“Manchester by the Sea” stars Casey Affleck as Lee Chandler, a quiet, boorish janitor who is called back to Manchester after his brother, Joe Chandler (played by Kyle Chandler), passes away. There, he mourns his brother’s death, as well as handles the difficulties of becoming the new guardian for Joe’s only child Patrick (played by Lucas Hedges), forcing Lee to face his past. We follow these two in an agonizing story of hardships and mishaps as Lee tries to figure out what is best for both of them in one of the most heart wrenching movies of the year.
I was stunned at the beauty and craftsmanship that Kenneth Lonergan (director and writer) made this movie with. The reoccurring, long panning shots over the water of Manchester and of Manchester itself blew me away. The amount of tact that these clips were edited in gave us as the audience breathing room throughout the film as well as the sheer beauty of each shot.
Lonergan tells the story using flashbacks to different points in the past to provide backstory for characters when necessary. Traditionally, I find this way of storytelling overused, cheesy, and ineffective. However, Lonergan masterfully presents these flashbacks in a way that doesn’t feel disjointed with the film and in fact, is used as a method to progress character development when necessary, rather than using them as a scapegoat for exposition.
What blew me away the most about this film was its ability to make the story feel real and human. The script makes each moment seem as if we are watching someone’s life unfold, rather than sitting in a theater watching a movie. It was able to create scenes that evoked true emotion from the audience, as well as giving us scenes that held real humor that felt genuine and spontaneous. At times, I felt the score could be a touch overbearing, but that was not enough to persuade me from not adoring this movie.
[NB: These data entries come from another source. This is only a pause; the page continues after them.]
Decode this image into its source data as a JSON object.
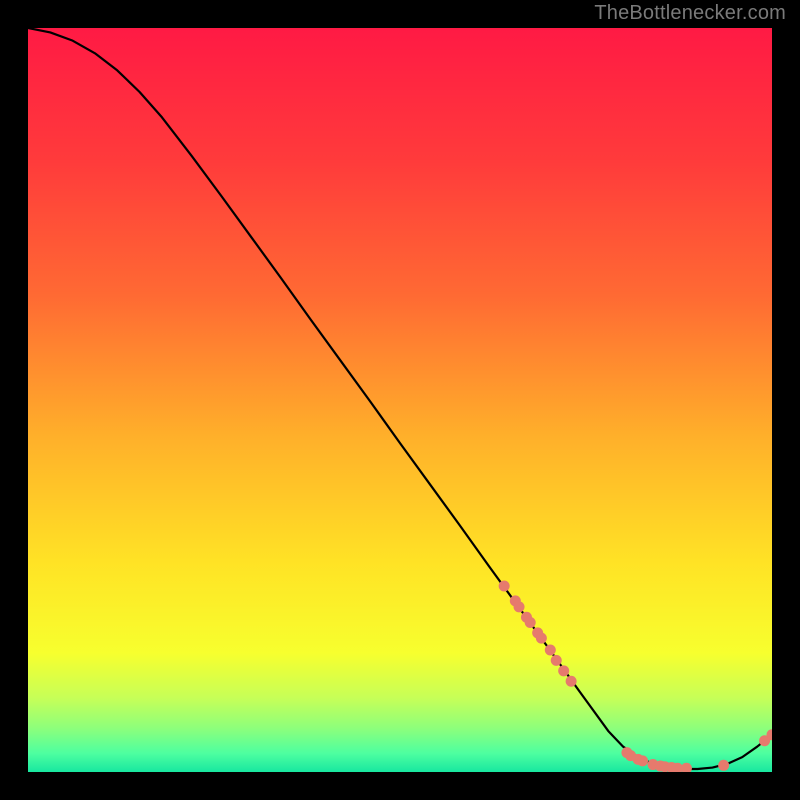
{
  "watermark": "TheBottlenecker.com",
  "chart_data": {
    "type": "line",
    "title": "",
    "xlabel": "",
    "ylabel": "",
    "xlim": [
      0,
      100
    ],
    "ylim": [
      0,
      100
    ],
    "grid": false,
    "legend": false,
    "notes": "Background is a vertical red→yellow→green gradient; curve is the primary black line; salmon dots mark highlighted samples on the curve. Axes have no tick labels.",
    "background_gradient_stops": [
      {
        "offset": 0.0,
        "color": "#ff1a44"
      },
      {
        "offset": 0.18,
        "color": "#ff3b3b"
      },
      {
        "offset": 0.36,
        "color": "#ff6a33"
      },
      {
        "offset": 0.55,
        "color": "#ffb02a"
      },
      {
        "offset": 0.72,
        "color": "#ffe325"
      },
      {
        "offset": 0.84,
        "color": "#f7ff2e"
      },
      {
        "offset": 0.9,
        "color": "#c7ff57"
      },
      {
        "offset": 0.94,
        "color": "#8fff7a"
      },
      {
        "offset": 0.975,
        "color": "#4dffa0"
      },
      {
        "offset": 1.0,
        "color": "#18e7a0"
      }
    ],
    "series": [
      {
        "name": "curve",
        "color": "#000000",
        "x": [
          0,
          3,
          6,
          9,
          12,
          15,
          18,
          22,
          26,
          30,
          34,
          38,
          42,
          46,
          50,
          54,
          58,
          62,
          66,
          70,
          74,
          78,
          80,
          82,
          84,
          86,
          88,
          90,
          92,
          94,
          96,
          98,
          100
        ],
        "y": [
          100.0,
          99.4,
          98.3,
          96.6,
          94.3,
          91.4,
          88.0,
          82.8,
          77.4,
          71.9,
          66.4,
          60.8,
          55.3,
          49.8,
          44.2,
          38.7,
          33.2,
          27.6,
          22.1,
          16.6,
          11.0,
          5.5,
          3.4,
          2.0,
          1.1,
          0.6,
          0.4,
          0.4,
          0.6,
          1.1,
          2.0,
          3.4,
          5.0
        ]
      }
    ],
    "highlight_points": {
      "color": "#e67a6d",
      "radius": 5.5,
      "points": [
        {
          "x": 64.0,
          "y": 25.0
        },
        {
          "x": 65.5,
          "y": 23.0
        },
        {
          "x": 66.0,
          "y": 22.2
        },
        {
          "x": 67.0,
          "y": 20.8
        },
        {
          "x": 67.5,
          "y": 20.1
        },
        {
          "x": 68.5,
          "y": 18.7
        },
        {
          "x": 69.0,
          "y": 18.0
        },
        {
          "x": 70.2,
          "y": 16.4
        },
        {
          "x": 71.0,
          "y": 15.0
        },
        {
          "x": 72.0,
          "y": 13.6
        },
        {
          "x": 73.0,
          "y": 12.2
        },
        {
          "x": 80.5,
          "y": 2.6
        },
        {
          "x": 81.0,
          "y": 2.2
        },
        {
          "x": 82.0,
          "y": 1.7
        },
        {
          "x": 82.6,
          "y": 1.5
        },
        {
          "x": 84.0,
          "y": 1.0
        },
        {
          "x": 85.0,
          "y": 0.8
        },
        {
          "x": 85.6,
          "y": 0.7
        },
        {
          "x": 86.5,
          "y": 0.6
        },
        {
          "x": 87.3,
          "y": 0.5
        },
        {
          "x": 88.5,
          "y": 0.5
        },
        {
          "x": 93.5,
          "y": 0.9
        },
        {
          "x": 99.0,
          "y": 4.2
        },
        {
          "x": 100.0,
          "y": 5.0
        }
      ]
    }
  }
}
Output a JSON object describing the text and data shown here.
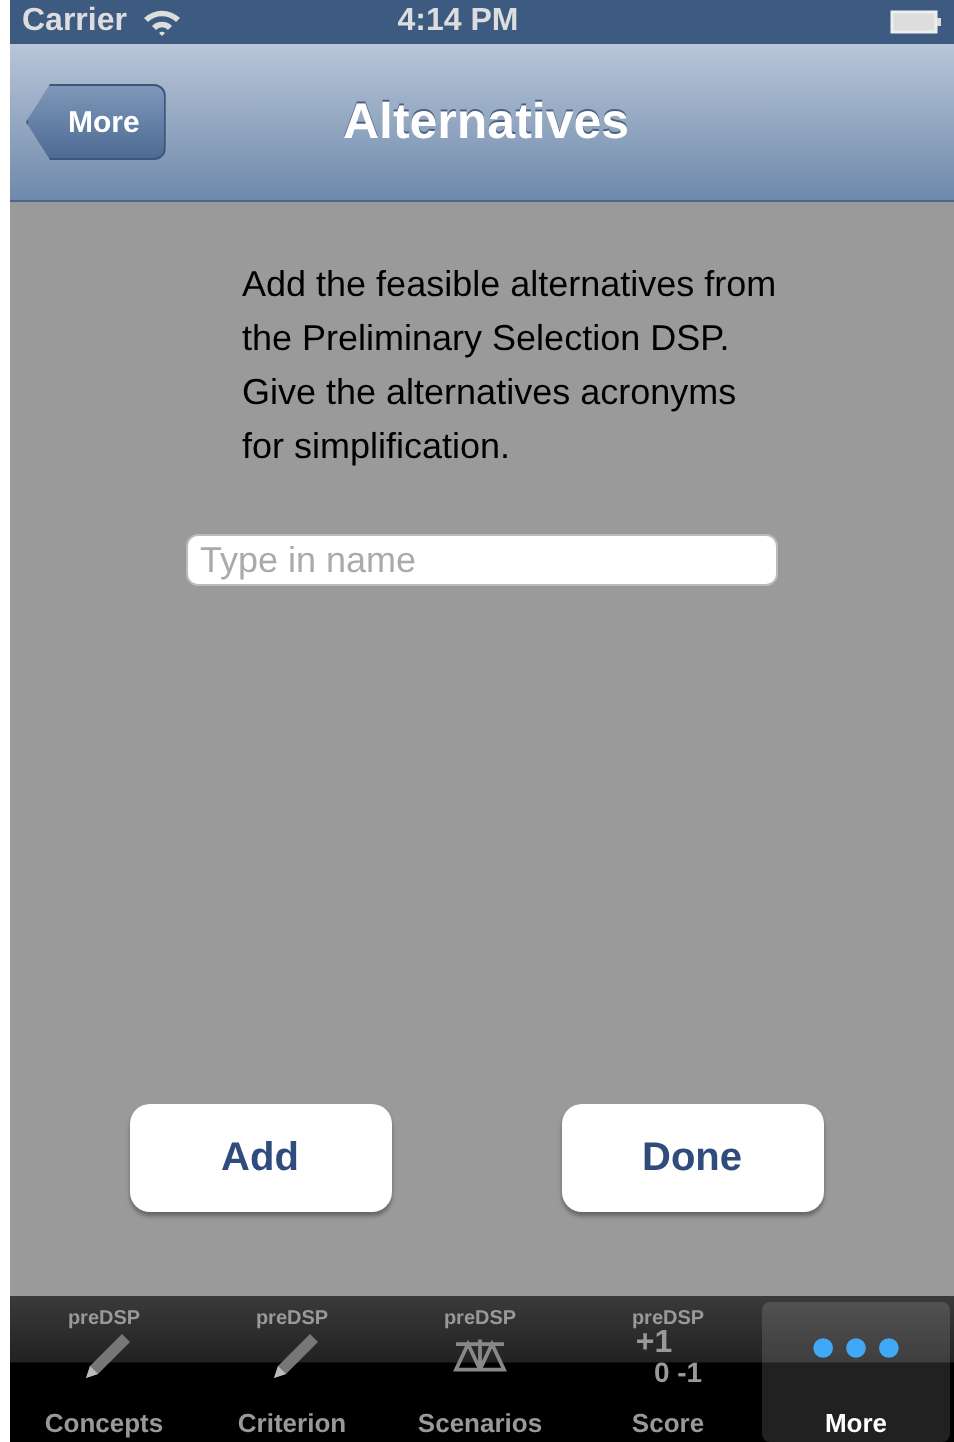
{
  "status_bar": {
    "carrier": "Carrier",
    "time": "4:14 PM"
  },
  "nav_bar": {
    "back": "More",
    "title": "Alternatives"
  },
  "instructions": "Add the feasible alternatives from the Preliminary Selection DSP. Give the alternatives acronyms for simplification.",
  "name_field": {
    "placeholder": "Type in name"
  },
  "buttons": [
    "Add",
    "Done"
  ],
  "tabs": [
    {
      "label": "Concepts",
      "kind": "pencil",
      "caption": "preDSP",
      "selected": false
    },
    {
      "label": "Criterion",
      "kind": "pencil",
      "caption": "preDSP",
      "selected": false
    },
    {
      "label": "Scenarios",
      "kind": "scale",
      "caption": "preDSP",
      "selected": false
    },
    {
      "label": "Score",
      "kind": "score",
      "caption": "preDSP",
      "score_top": "+1",
      "score_bottom": "0 -1",
      "selected": false
    },
    {
      "label": "More",
      "kind": "dots",
      "selected": true
    }
  ]
}
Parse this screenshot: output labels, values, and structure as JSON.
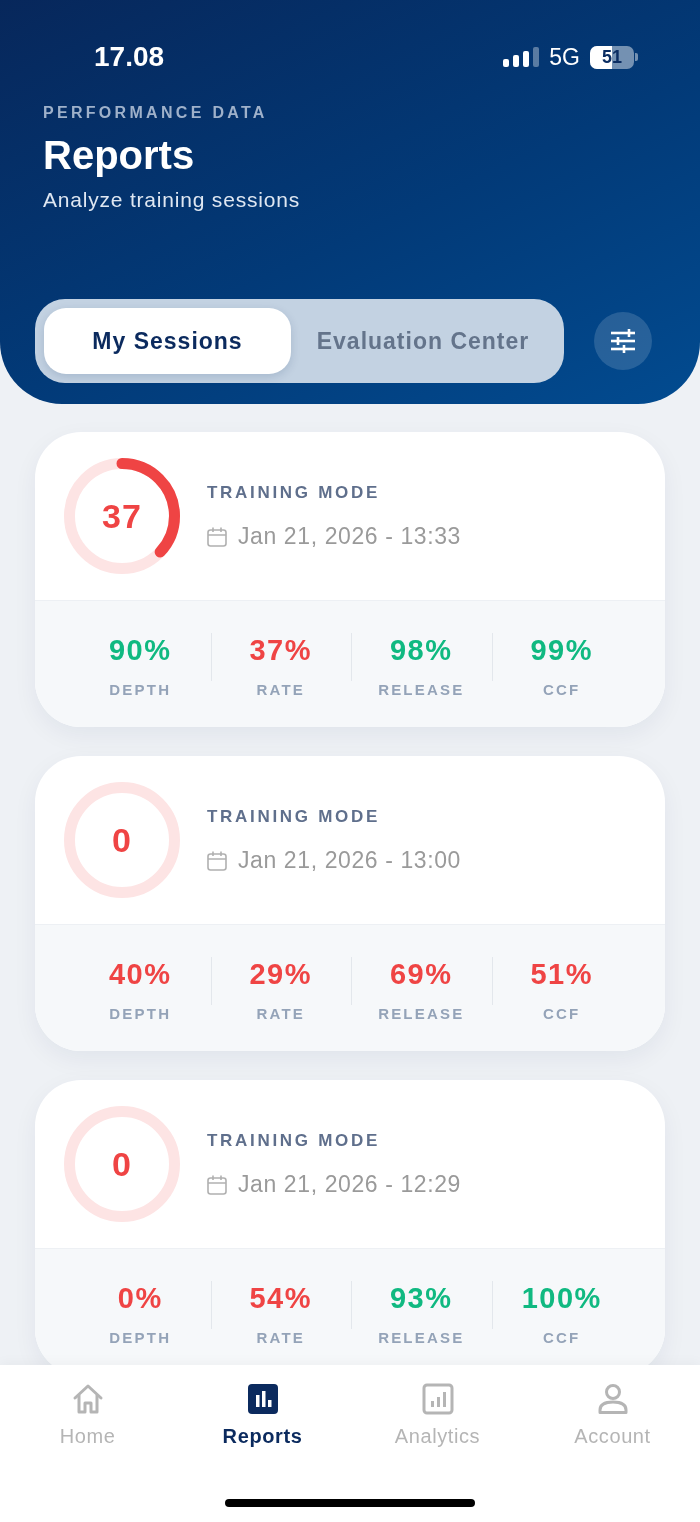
{
  "status_bar": {
    "time": "17.08",
    "network": "5G",
    "battery": {
      "reading": "51",
      "level": 0.51
    }
  },
  "header": {
    "eyebrow": "PERFORMANCE DATA",
    "title": "Reports",
    "subtitle": "Analyze training sessions"
  },
  "tabs": [
    {
      "label": "My Sessions",
      "selected": true
    },
    {
      "label": "Evaluation Center",
      "selected": false
    }
  ],
  "sessions": [
    {
      "score": "37",
      "level": 0.37,
      "mode": "TRAINING MODE",
      "date": "Jan 21, 2026 - 13:33",
      "metrics": [
        {
          "value": "90%",
          "label": "DEPTH",
          "color": "#10b981"
        },
        {
          "value": "37%",
          "label": "RATE",
          "color": "#ef4444"
        },
        {
          "value": "98%",
          "label": "RELEASE",
          "color": "#10b981"
        },
        {
          "value": "99%",
          "label": "CCF",
          "color": "#10b981"
        }
      ]
    },
    {
      "score": "0",
      "level": 0,
      "mode": "TRAINING MODE",
      "date": "Jan 21, 2026 - 13:00",
      "metrics": [
        {
          "value": "40%",
          "label": "DEPTH",
          "color": "#ef4444"
        },
        {
          "value": "29%",
          "label": "RATE",
          "color": "#ef4444"
        },
        {
          "value": "69%",
          "label": "RELEASE",
          "color": "#ef4444"
        },
        {
          "value": "51%",
          "label": "CCF",
          "color": "#ef4444"
        }
      ]
    },
    {
      "score": "0",
      "level": 0,
      "mode": "TRAINING MODE",
      "date": "Jan 21, 2026 - 12:29",
      "metrics": [
        {
          "value": "0%",
          "label": "DEPTH",
          "color": "#ef4444"
        },
        {
          "value": "54%",
          "label": "RATE",
          "color": "#ef4444"
        },
        {
          "value": "93%",
          "label": "RELEASE",
          "color": "#10b981"
        },
        {
          "value": "100%",
          "label": "CCF",
          "color": "#10b981"
        }
      ]
    }
  ],
  "tab_bar": [
    {
      "label": "Home",
      "selected": false
    },
    {
      "label": "Reports",
      "selected": true
    },
    {
      "label": "Analytics",
      "selected": false
    },
    {
      "label": "Account",
      "selected": false
    }
  ]
}
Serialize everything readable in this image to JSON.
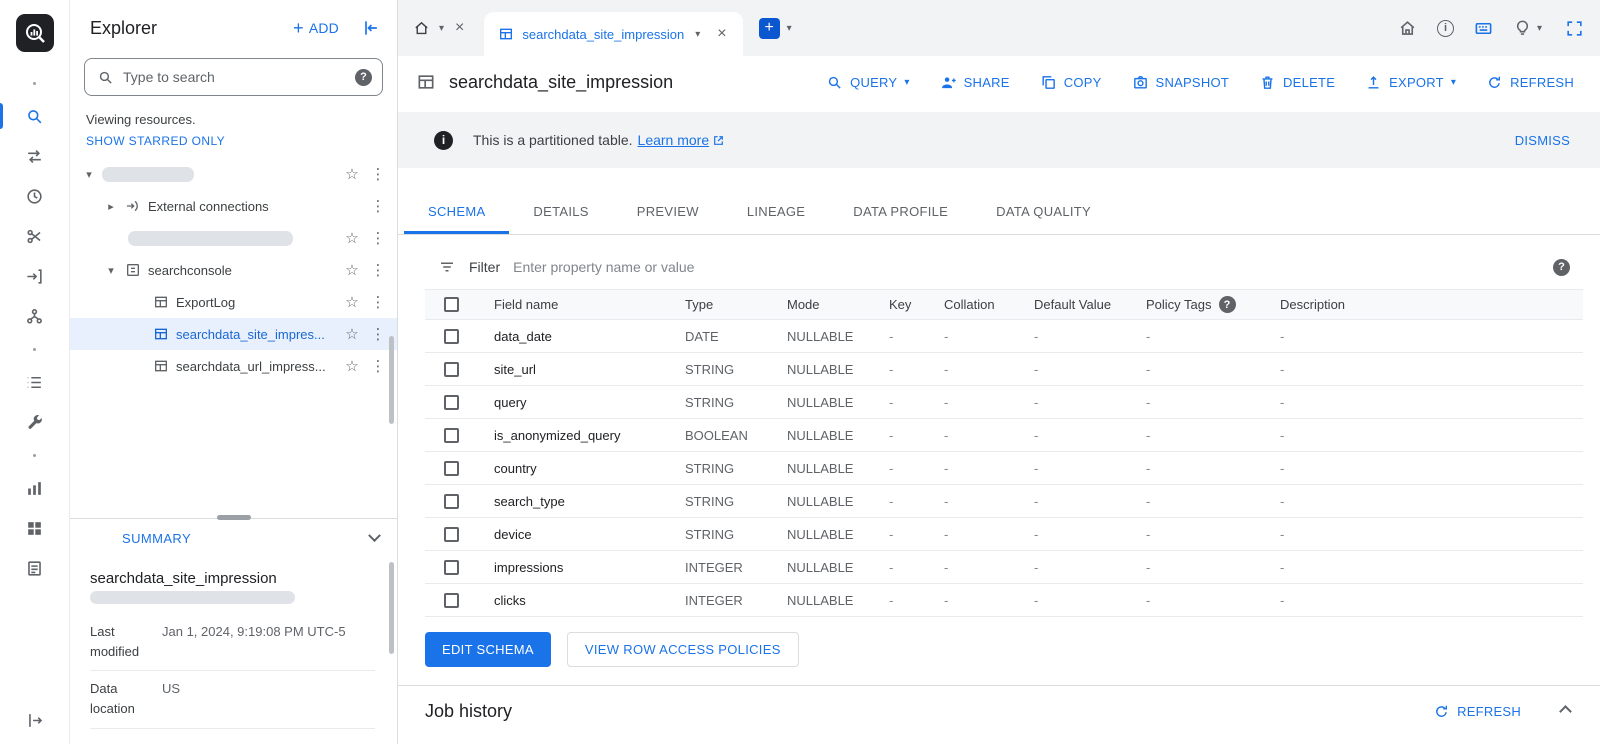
{
  "colors": {
    "accent": "#1a73e8",
    "selected_row_bg": "#e8f0fe",
    "strip_bg": "#f1f3f4"
  },
  "icons": {
    "star": "☆",
    "kebab": "⋮",
    "caret_down": "▾",
    "caret_right": "▸",
    "close": "×",
    "plus": "+",
    "help": "?",
    "info": "i"
  },
  "explorer": {
    "title": "Explorer",
    "add_label": "ADD",
    "search_placeholder": "Type to search",
    "viewing_text": "Viewing resources.",
    "show_starred_label": "SHOW STARRED ONLY",
    "tree": {
      "external_connections": "External connections",
      "dataset_searchconsole": "searchconsole",
      "table_exportlog": "ExportLog",
      "table_site_impression": "searchdata_site_impres...",
      "table_url_impression": "searchdata_url_impress..."
    },
    "summary": {
      "header": "SUMMARY",
      "table_name": "searchdata_site_impression",
      "rows": [
        {
          "label": "Last modified",
          "value": "Jan 1, 2024, 9:19:08 PM UTC-5"
        },
        {
          "label": "Data location",
          "value": "US"
        }
      ]
    }
  },
  "tabstrip": {
    "active_tab_label": "searchdata_site_impression"
  },
  "main": {
    "title": "searchdata_site_impression",
    "actions": {
      "query": "QUERY",
      "share": "SHARE",
      "copy": "COPY",
      "snapshot": "SNAPSHOT",
      "delete": "DELETE",
      "export": "EXPORT",
      "refresh": "REFRESH"
    },
    "banner": {
      "message": "This is a partitioned table.",
      "link_label": "Learn more",
      "dismiss_label": "DISMISS"
    },
    "tabs": [
      "SCHEMA",
      "DETAILS",
      "PREVIEW",
      "LINEAGE",
      "DATA PROFILE",
      "DATA QUALITY"
    ],
    "filter": {
      "label": "Filter",
      "placeholder": "Enter property name or value"
    },
    "schema": {
      "columns": [
        "Field name",
        "Type",
        "Mode",
        "Key",
        "Collation",
        "Default Value",
        "Policy Tags",
        "Description"
      ],
      "rows": [
        {
          "name": "data_date",
          "type": "DATE",
          "mode": "NULLABLE",
          "key": "-",
          "collation": "-",
          "default": "-",
          "policy": "-",
          "description": "-"
        },
        {
          "name": "site_url",
          "type": "STRING",
          "mode": "NULLABLE",
          "key": "-",
          "collation": "-",
          "default": "-",
          "policy": "-",
          "description": "-"
        },
        {
          "name": "query",
          "type": "STRING",
          "mode": "NULLABLE",
          "key": "-",
          "collation": "-",
          "default": "-",
          "policy": "-",
          "description": "-"
        },
        {
          "name": "is_anonymized_query",
          "type": "BOOLEAN",
          "mode": "NULLABLE",
          "key": "-",
          "collation": "-",
          "default": "-",
          "policy": "-",
          "description": "-"
        },
        {
          "name": "country",
          "type": "STRING",
          "mode": "NULLABLE",
          "key": "-",
          "collation": "-",
          "default": "-",
          "policy": "-",
          "description": "-"
        },
        {
          "name": "search_type",
          "type": "STRING",
          "mode": "NULLABLE",
          "key": "-",
          "collation": "-",
          "default": "-",
          "policy": "-",
          "description": "-"
        },
        {
          "name": "device",
          "type": "STRING",
          "mode": "NULLABLE",
          "key": "-",
          "collation": "-",
          "default": "-",
          "policy": "-",
          "description": "-"
        },
        {
          "name": "impressions",
          "type": "INTEGER",
          "mode": "NULLABLE",
          "key": "-",
          "collation": "-",
          "default": "-",
          "policy": "-",
          "description": "-"
        },
        {
          "name": "clicks",
          "type": "INTEGER",
          "mode": "NULLABLE",
          "key": "-",
          "collation": "-",
          "default": "-",
          "policy": "-",
          "description": "-"
        }
      ]
    },
    "edit_schema_label": "EDIT SCHEMA",
    "view_policies_label": "VIEW ROW ACCESS POLICIES",
    "job_history": {
      "title": "Job history",
      "refresh_label": "REFRESH"
    }
  }
}
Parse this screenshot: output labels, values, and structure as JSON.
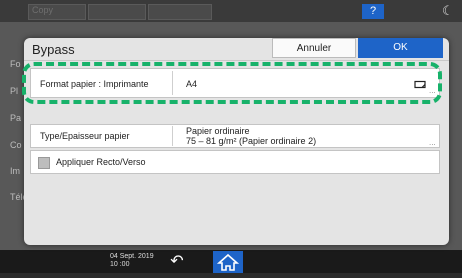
{
  "topbar": {
    "app_title": "Copy",
    "help_label": "?"
  },
  "background": {
    "side_items": [
      "Fo",
      "Pl",
      "Pa",
      "Co",
      "Im",
      "Télé"
    ]
  },
  "bottombar": {
    "date": "04 Sept. 2019",
    "time": "10 :00"
  },
  "dialog": {
    "title": "Bypass",
    "cancel_label": "Annuler",
    "ok_label": "OK",
    "paper_format": {
      "label": "Format papier : Imprimante",
      "value": "A4",
      "more": "..."
    },
    "paper_type": {
      "label": "Type/Epaisseur papier",
      "value_line1": "Papier ordinaire",
      "value_line2": "75 – 81 g/m² (Papier ordinaire 2)",
      "more": "..."
    },
    "duplex": {
      "label": "Appliquer Recto/Verso"
    }
  },
  "colors": {
    "accent": "#1e64c8",
    "highlight": "#17b26a"
  }
}
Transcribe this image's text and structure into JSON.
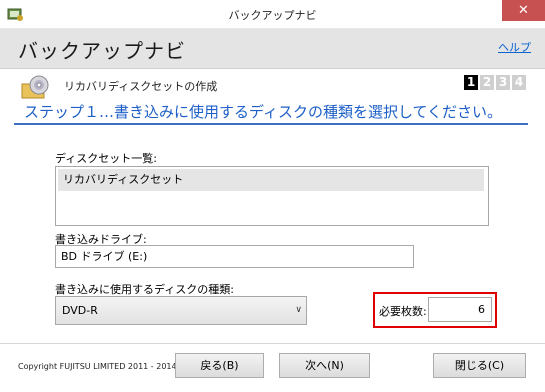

Casey Affleck gave a performance that floored me and could very well be the best performance of the year as his role as Lee. What Affleck does incredibly well as Lee is he never seemed to overact at any point; not once giving a flashy show of what he can do as an actor. Rather, he overpowered the audience with his subtlety and ability to create a character who feels like a real person, expressing seemingly genuine emotion. We as the audience struggle with this Affleck’s character, unsure of him at times and even disliking him. But, once his background is revealed to us, and we see all of the baggage he lugs around from his past through Lonergan’s brilliant storytelling, he grows to be a character we come to understand and sympathize with.
Some of the most powerful scenes in this movie are when Michelle Williams, playing as Randi Chandler, Lee’s ex-wife, and Affleck are sharing the screen. Williams thoroughly impresses me with her performance, using the minimal amount of screen time she was given to feel powerful when she is on screen and have a major influence on the plot as well as on the audience’s emotions. This allows her and Affleck to deliver heartfelt and soul wrenching scenes again and again throughout the film. Lucas Hedges is also great in the movie as the child who loses his father, and he is surprisingly the one who provides a lot of the comedic relief in the film. What I will note about Hedge’s performance is that his reaction to the loss of his father and his coping mechanism to the entire ordeal can seem all too real at times.
This is one of the heaviest movies I have ever had the pleasure and displeasure of seeing. At times, I found the film difficult to watch, just because of how emotionally attached I became to each character due to their genuine, human feel. The performances were absolutely fantastic across the board and I don’t believe that any actor or actress fell flat for even a second. I believe that Lonergan directed and wrote one of the best films of 2016 and that this should be a film that movie goers come prepared for and give time to resonate after watching.